Component data from apps and pages:

..........

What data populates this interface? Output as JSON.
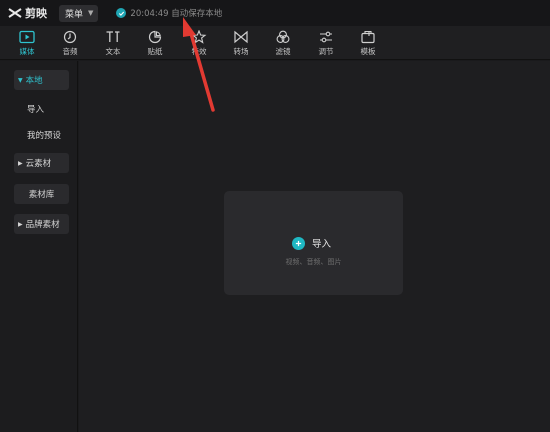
{
  "app": {
    "name": "剪映"
  },
  "menu": {
    "label": "菜单"
  },
  "save_status": {
    "text": "20:04:49 自动保存本地"
  },
  "toolbar": {
    "tools": [
      {
        "label": "媒体",
        "icon": "media-icon"
      },
      {
        "label": "音频",
        "icon": "audio-icon"
      },
      {
        "label": "文本",
        "icon": "text-icon"
      },
      {
        "label": "贴纸",
        "icon": "sticker-icon"
      },
      {
        "label": "特效",
        "icon": "effects-icon"
      },
      {
        "label": "转场",
        "icon": "transition-icon"
      },
      {
        "label": "滤镜",
        "icon": "filter-icon"
      },
      {
        "label": "调节",
        "icon": "adjust-icon"
      },
      {
        "label": "模板",
        "icon": "template-icon"
      }
    ],
    "active": "媒体"
  },
  "sidebar": {
    "items": [
      {
        "label": "本地"
      },
      {
        "label": "导入"
      },
      {
        "label": "我的预设"
      },
      {
        "label": "云素材"
      },
      {
        "label": "素材库"
      },
      {
        "label": "品牌素材"
      }
    ]
  },
  "import_panel": {
    "button_label": "导入",
    "hint": "视频、音频、图片"
  },
  "colors": {
    "accent": "#2fc3cf",
    "annotation_arrow": "#e23a32"
  }
}
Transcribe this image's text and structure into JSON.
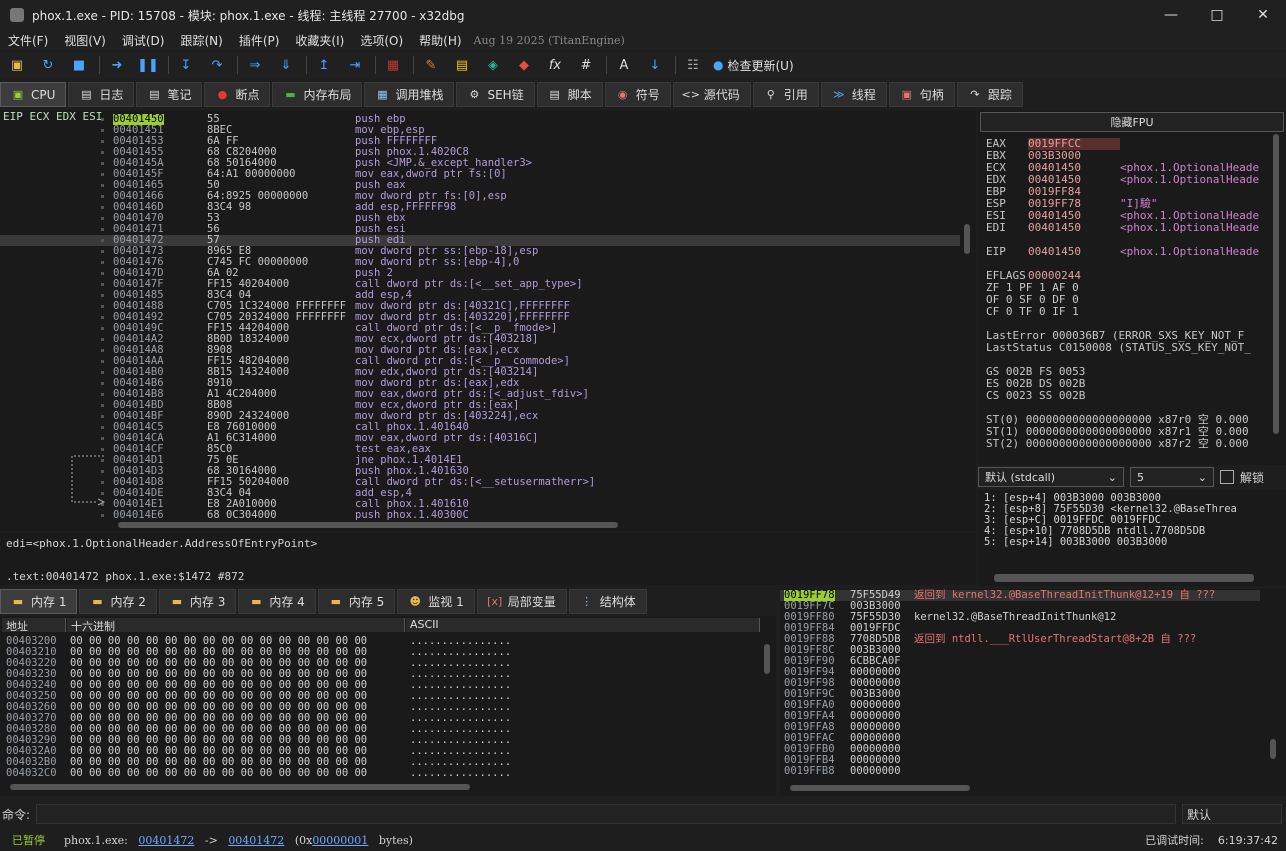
{
  "window": {
    "title": "phox.1.exe - PID: 15708 - 模块: phox.1.exe - 线程: 主线程 27700 - x32dbg"
  },
  "menu": {
    "items": [
      "文件(F)",
      "视图(V)",
      "调试(D)",
      "跟踪(N)",
      "插件(P)",
      "收藏夹(I)",
      "选项(O)",
      "帮助(H)"
    ],
    "build": "Aug 19 2025 (TitanEngine)"
  },
  "toolbar": {
    "update_label": "检查更新(U)"
  },
  "tabs": [
    "CPU",
    "日志",
    "笔记",
    "断点",
    "内存布局",
    "调用堆栈",
    "SEH链",
    "脚本",
    "符号",
    "源代码",
    "引用",
    "线程",
    "句柄",
    "跟踪"
  ],
  "cpu": {
    "reg_labels": "EIP ECX EDX ESI",
    "rows": [
      [
        "00401450",
        "55",
        "push ebp"
      ],
      [
        "00401451",
        "8BEC",
        "mov ebp,esp"
      ],
      [
        "00401453",
        "6A FF",
        "push FFFFFFFF"
      ],
      [
        "00401455",
        "68 C8204000",
        "push phox.1.4020C8"
      ],
      [
        "0040145A",
        "68 50164000",
        "push <JMP.&_except_handler3>"
      ],
      [
        "0040145F",
        "64:A1 00000000",
        "mov eax,dword ptr fs:[0]"
      ],
      [
        "00401465",
        "50",
        "push eax"
      ],
      [
        "00401466",
        "64:8925 00000000",
        "mov dword ptr fs:[0],esp"
      ],
      [
        "0040146D",
        "83C4 98",
        "add esp,FFFFFF98"
      ],
      [
        "00401470",
        "53",
        "push ebx"
      ],
      [
        "00401471",
        "56",
        "push esi"
      ],
      [
        "00401472",
        "57",
        "push edi"
      ],
      [
        "00401473",
        "8965 E8",
        "mov dword ptr ss:[ebp-18],esp"
      ],
      [
        "00401476",
        "C745 FC 00000000",
        "mov dword ptr ss:[ebp-4],0"
      ],
      [
        "0040147D",
        "6A 02",
        "push 2"
      ],
      [
        "0040147F",
        "FF15 40204000",
        "call dword ptr ds:[<__set_app_type>]"
      ],
      [
        "00401485",
        "83C4 04",
        "add esp,4"
      ],
      [
        "00401488",
        "C705 1C324000 FFFFFFFF",
        "mov dword ptr ds:[40321C],FFFFFFFF"
      ],
      [
        "00401492",
        "C705 20324000 FFFFFFFF",
        "mov dword ptr ds:[403220],FFFFFFFF"
      ],
      [
        "0040149C",
        "FF15 44204000",
        "call dword ptr ds:[<__p__fmode>]"
      ],
      [
        "004014A2",
        "8B0D 18324000",
        "mov ecx,dword ptr ds:[403218]"
      ],
      [
        "004014A8",
        "8908",
        "mov dword ptr ds:[eax],ecx"
      ],
      [
        "004014AA",
        "FF15 48204000",
        "call dword ptr ds:[<__p__commode>]"
      ],
      [
        "004014B0",
        "8B15 14324000",
        "mov edx,dword ptr ds:[403214]"
      ],
      [
        "004014B6",
        "8910",
        "mov dword ptr ds:[eax],edx"
      ],
      [
        "004014B8",
        "A1 4C204000",
        "mov eax,dword ptr ds:[<_adjust_fdiv>]"
      ],
      [
        "004014BD",
        "8B08",
        "mov ecx,dword ptr ds:[eax]"
      ],
      [
        "004014BF",
        "890D 24324000",
        "mov dword ptr ds:[403224],ecx"
      ],
      [
        "004014C5",
        "E8 76010000",
        "call phox.1.401640"
      ],
      [
        "004014CA",
        "A1 6C314000",
        "mov eax,dword ptr ds:[40316C]"
      ],
      [
        "004014CF",
        "85C0",
        "test eax,eax"
      ],
      [
        "004014D1",
        "75 0E",
        "jne phox.1.4014E1"
      ],
      [
        "004014D3",
        "68 30164000",
        "push phox.1.401630"
      ],
      [
        "004014D8",
        "FF15 50204000",
        "call dword ptr ds:[<__setusermatherr>]"
      ],
      [
        "004014DE",
        "83C4 04",
        "add esp,4"
      ],
      [
        "004014E1",
        "E8 2A010000",
        "call phox.1.401610"
      ],
      [
        "004014E6",
        "68 0C304000",
        "push phox.1.40300C"
      ]
    ]
  },
  "info": {
    "line1": "edi=<phox.1.OptionalHeader.AddressOfEntryPoint>",
    "line2": ".text:00401472 phox.1.exe:$1472 #872"
  },
  "registers": {
    "fpu_button": "隐藏FPU",
    "lines": [
      [
        "EAX",
        "0019FFCC",
        ""
      ],
      [
        "EBX",
        "003B3000",
        ""
      ],
      [
        "ECX",
        "00401450",
        "<phox.1.OptionalHeade"
      ],
      [
        "EDX",
        "00401450",
        "<phox.1.OptionalHeade"
      ],
      [
        "EBP",
        "0019FF84",
        ""
      ],
      [
        "ESP",
        "0019FF78",
        "\"I]驗\""
      ],
      [
        "ESI",
        "00401450",
        "<phox.1.OptionalHeade"
      ],
      [
        "EDI",
        "00401450",
        "<phox.1.OptionalHeade"
      ],
      [
        "",
        "",
        " "
      ],
      [
        "EIP",
        "00401450",
        "<phox.1.OptionalHeade"
      ],
      [
        "",
        "",
        " "
      ],
      [
        "EFLAGS",
        "00000244",
        ""
      ],
      [
        "ZF 1  PF 1  AF 0",
        "",
        ""
      ],
      [
        "OF 0  SF 0  DF 0",
        "",
        ""
      ],
      [
        "CF 0  TF 0  IF 1",
        "",
        ""
      ],
      [
        "",
        "",
        " "
      ],
      [
        "LastError  000036B7 (ERROR_SXS_KEY_NOT_F",
        "",
        ""
      ],
      [
        "LastStatus C0150008 (STATUS_SXS_KEY_NOT_",
        "",
        ""
      ],
      [
        "",
        "",
        " "
      ],
      [
        "GS 002B  FS 0053",
        "",
        ""
      ],
      [
        "ES 002B  DS 002B",
        "",
        ""
      ],
      [
        "CS 0023  SS 002B",
        "",
        ""
      ],
      [
        "",
        "",
        " "
      ],
      [
        "ST(0) 0000000000000000000 x87r0 空 0.000",
        "",
        ""
      ],
      [
        "ST(1) 0000000000000000000 x87r1 空 0.000",
        "",
        ""
      ],
      [
        "ST(2) 0000000000000000000 x87r2 空 0.000",
        "",
        ""
      ]
    ],
    "call_conv": "默认 (stdcall)",
    "arg_count": "5",
    "unlock_label": "解锁",
    "args": [
      "1: [esp+4] 003B3000 003B3000",
      "2: [esp+8] 75F55D30 <kernel32.@BaseThrea",
      "3: [esp+C] 0019FFDC 0019FFDC",
      "4: [esp+10] 7708D5DB ntdll.7708D5DB",
      "5: [esp+14] 003B3000 003B3000"
    ]
  },
  "dump": {
    "tabs": [
      "内存 1",
      "内存 2",
      "内存 3",
      "内存 4",
      "内存 5",
      "监视 1",
      "局部变量",
      "结构体"
    ],
    "headers": [
      "地址",
      "十六进制",
      "ASCII"
    ],
    "rows": [
      "00403200",
      "00403210",
      "00403220",
      "00403230",
      "00403240",
      "00403250",
      "00403260",
      "00403270",
      "00403280",
      "00403290",
      "004032A0",
      "004032B0",
      "004032C0"
    ],
    "hex": "00 00 00 00 00 00 00 00 00 00 00 00 00 00 00 00",
    "ascii": "................"
  },
  "stack": {
    "rows": [
      [
        "0019FF78",
        "75F55D49",
        "返回到 kernel32.@BaseThreadInitThunk@12+19 自 ???"
      ],
      [
        "0019FF7C",
        "003B3000",
        ""
      ],
      [
        "0019FF80",
        "75F55D30",
        "kernel32.@BaseThreadInitThunk@12"
      ],
      [
        "0019FF84",
        "0019FFDC",
        ""
      ],
      [
        "0019FF88",
        "7708D5DB",
        "返回到 ntdll.___RtlUserThreadStart@8+2B 自 ???"
      ],
      [
        "0019FF8C",
        "003B3000",
        ""
      ],
      [
        "0019FF90",
        "6CBBCA0F",
        ""
      ],
      [
        "0019FF94",
        "00000000",
        ""
      ],
      [
        "0019FF98",
        "00000000",
        ""
      ],
      [
        "0019FF9C",
        "003B3000",
        ""
      ],
      [
        "0019FFA0",
        "00000000",
        ""
      ],
      [
        "0019FFA4",
        "00000000",
        ""
      ],
      [
        "0019FFA8",
        "00000000",
        ""
      ],
      [
        "0019FFAC",
        "00000000",
        ""
      ],
      [
        "0019FFB0",
        "00000000",
        ""
      ],
      [
        "0019FFB4",
        "00000000",
        ""
      ],
      [
        "0019FFB8",
        "00000000",
        ""
      ]
    ]
  },
  "command": {
    "label": "命令:",
    "default": "默认"
  },
  "status": {
    "state": "已暂停",
    "msg_prefix": "phox.1.exe:",
    "from": "00401472",
    "arrow": "->",
    "to": "00401472",
    "size_open": "(0x",
    "size": "00000001",
    "size_close": "bytes)",
    "time_label": "已调试时间:",
    "time": "6:19:37:42"
  }
}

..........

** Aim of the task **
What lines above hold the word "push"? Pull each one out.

** Finished exercise **
        "push ebp"
        "push FFFFFFFF"
        "push phox.1.4020C8"
        "push <JMP.&_except_handler3>"
        "push eax"
        "push ebx"
        "push esi"
        "push edi"
        "push 2"
        "push phox.1.401630"
        "push phox.1.40300C"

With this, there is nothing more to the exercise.